The Christian's Firm Bank
I have a never-failing bank,
A more than golden store;
No earthly bank is half so rich--
How can I then be poor?
'Tis when my stock is spent and gone,
And I without a groat,
I'm glad to hasten to my bank,
And beg a little note.
Sometimes my banker, smiling, says,
"Why don't you oftener come?
And when you draw a little note,
Why not a larger sum;
Why live so niggardly and poor--
Your bank containeth plenty?
Why come and take a one-pound note,
When you might have twenty?
'Yea, twenty thousand, ten times told,
Is but a trifling sum
To what your Father has laid up,
Secure in God, His Son."
Since, then, my banker is so rich,
I have no cause to borrow;
I'll live upon my cash to-day,
And draw again to-morrow.
I've been a thousand times before,
And never was rejected;
Sometimes my banker gives me more
Than asked for or expected!
Sometimes I've felt a little proud
I've managed things so clever;
But, ah! before the day was gone,
I've felt as poor as ever.
Sometimes, with blushes in my face,
just at the door I stand;
I know if Moses kept me back,
I surely must be damned.
I know my bank will never break--
No! it can never fail:
The firm--three persons in one God--
Jehovah--Lord of all!
Should all the banks in Britain break,
The Bank of England smash--
Bring in your notes to Sion's bank,
You'll surely have your cash;
And if you have but one small note,
Fear not to bring it in;
Come boldly to this throne of grace--
The banker is within.
All forged notes will be refused,
Man-merits are rejected;
There's not a single note will pass
That God has not accepted.
'Tis only those beloved of God,
Redeemed by precious blood,
That ever had a note to bring--
These are the gift of God.
Though a thousand ransomed souls may say
They have no notes at all,
Because they feel the plague of sin,
So ruined by the fall:
This bank is full of precious notes,
All signed, and sealed, and free;
Though many doubting souls may say
There is not one for me.
Base unbelief will lead the child
To say what is not true;
I tell the soul that feels self-lost,
These notes belong to you.
The leper had a little note--
"Lord, if thou wilt, thou can!"
The banker cashed his little note,
And healed the sickly man.
We read of one young man, indeed,
Whose riches did abound;
But in the banker's book of grace

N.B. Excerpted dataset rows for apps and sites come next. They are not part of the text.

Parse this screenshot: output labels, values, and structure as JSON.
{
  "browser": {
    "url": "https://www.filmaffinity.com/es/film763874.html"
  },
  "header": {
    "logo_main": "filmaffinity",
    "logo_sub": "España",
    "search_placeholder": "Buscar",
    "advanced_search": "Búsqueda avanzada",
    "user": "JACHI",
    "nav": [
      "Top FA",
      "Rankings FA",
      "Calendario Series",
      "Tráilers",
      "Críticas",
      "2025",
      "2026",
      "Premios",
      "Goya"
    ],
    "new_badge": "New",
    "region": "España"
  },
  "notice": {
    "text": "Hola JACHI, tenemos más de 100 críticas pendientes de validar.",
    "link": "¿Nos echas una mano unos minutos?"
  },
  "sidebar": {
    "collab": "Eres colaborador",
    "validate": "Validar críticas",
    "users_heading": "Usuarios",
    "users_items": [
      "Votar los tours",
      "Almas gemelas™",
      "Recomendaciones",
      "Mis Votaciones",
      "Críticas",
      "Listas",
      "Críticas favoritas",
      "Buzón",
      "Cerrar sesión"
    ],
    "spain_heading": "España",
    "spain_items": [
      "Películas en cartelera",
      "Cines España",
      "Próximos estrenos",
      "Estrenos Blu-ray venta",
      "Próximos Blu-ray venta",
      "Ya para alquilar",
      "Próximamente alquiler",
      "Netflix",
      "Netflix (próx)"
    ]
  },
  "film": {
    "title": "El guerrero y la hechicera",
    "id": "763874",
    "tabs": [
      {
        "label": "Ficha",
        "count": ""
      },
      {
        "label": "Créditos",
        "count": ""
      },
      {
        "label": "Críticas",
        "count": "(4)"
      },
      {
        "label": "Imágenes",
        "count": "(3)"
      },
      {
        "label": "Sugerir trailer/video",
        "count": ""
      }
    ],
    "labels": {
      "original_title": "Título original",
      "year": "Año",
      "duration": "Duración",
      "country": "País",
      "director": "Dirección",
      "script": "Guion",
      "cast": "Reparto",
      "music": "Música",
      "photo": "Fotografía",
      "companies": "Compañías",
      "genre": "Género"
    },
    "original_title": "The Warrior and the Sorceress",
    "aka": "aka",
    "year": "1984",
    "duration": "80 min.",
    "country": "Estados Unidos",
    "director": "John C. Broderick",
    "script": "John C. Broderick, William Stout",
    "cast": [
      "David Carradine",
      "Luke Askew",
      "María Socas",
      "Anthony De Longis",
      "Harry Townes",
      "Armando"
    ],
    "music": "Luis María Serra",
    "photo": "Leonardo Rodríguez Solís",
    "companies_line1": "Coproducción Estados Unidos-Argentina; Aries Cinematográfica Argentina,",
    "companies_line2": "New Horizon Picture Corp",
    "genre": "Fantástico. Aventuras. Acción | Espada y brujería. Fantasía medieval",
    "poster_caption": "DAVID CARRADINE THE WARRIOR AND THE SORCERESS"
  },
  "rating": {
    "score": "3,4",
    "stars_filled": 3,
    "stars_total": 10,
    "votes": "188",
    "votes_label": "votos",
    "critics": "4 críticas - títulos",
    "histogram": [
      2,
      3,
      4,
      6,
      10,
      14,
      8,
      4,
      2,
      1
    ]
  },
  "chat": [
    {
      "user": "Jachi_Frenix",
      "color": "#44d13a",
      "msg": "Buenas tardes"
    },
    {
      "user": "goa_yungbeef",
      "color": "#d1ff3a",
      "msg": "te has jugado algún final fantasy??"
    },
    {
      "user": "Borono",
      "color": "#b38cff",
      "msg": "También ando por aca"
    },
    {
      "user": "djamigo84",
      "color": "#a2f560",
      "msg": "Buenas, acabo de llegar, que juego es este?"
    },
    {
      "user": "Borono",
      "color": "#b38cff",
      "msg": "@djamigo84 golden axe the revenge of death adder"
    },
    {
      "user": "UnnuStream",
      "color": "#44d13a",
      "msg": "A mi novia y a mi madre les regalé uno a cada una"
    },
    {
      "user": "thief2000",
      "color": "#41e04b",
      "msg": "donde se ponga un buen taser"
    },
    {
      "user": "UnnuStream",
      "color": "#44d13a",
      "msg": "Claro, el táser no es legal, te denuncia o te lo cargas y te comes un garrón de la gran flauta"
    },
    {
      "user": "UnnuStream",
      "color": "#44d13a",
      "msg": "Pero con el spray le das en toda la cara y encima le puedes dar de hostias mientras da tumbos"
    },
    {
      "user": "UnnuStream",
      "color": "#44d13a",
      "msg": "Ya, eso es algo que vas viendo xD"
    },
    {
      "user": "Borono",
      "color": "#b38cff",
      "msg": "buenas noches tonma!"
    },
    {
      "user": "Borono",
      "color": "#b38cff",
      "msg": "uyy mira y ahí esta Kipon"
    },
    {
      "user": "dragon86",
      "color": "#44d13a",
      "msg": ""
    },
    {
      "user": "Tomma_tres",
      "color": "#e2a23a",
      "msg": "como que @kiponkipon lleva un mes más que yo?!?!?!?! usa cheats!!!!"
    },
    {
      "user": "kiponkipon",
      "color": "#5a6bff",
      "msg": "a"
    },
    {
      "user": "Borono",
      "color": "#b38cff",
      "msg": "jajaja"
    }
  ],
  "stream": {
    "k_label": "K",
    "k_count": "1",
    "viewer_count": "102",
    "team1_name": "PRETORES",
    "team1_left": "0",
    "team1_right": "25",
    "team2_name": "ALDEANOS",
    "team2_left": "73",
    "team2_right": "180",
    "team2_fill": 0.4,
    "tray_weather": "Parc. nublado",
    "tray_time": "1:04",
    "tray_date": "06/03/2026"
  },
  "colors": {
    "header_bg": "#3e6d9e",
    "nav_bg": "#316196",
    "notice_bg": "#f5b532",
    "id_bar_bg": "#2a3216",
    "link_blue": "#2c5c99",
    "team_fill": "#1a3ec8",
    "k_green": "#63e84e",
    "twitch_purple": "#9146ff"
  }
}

This man was never found.
But see the wretched dying thief
Hang by the banker's side;
He cried, "Dear Lord, remember me!"
He got his cash--and died.
Rev. Lachlan MacKenzie, Lochcarron, Scotland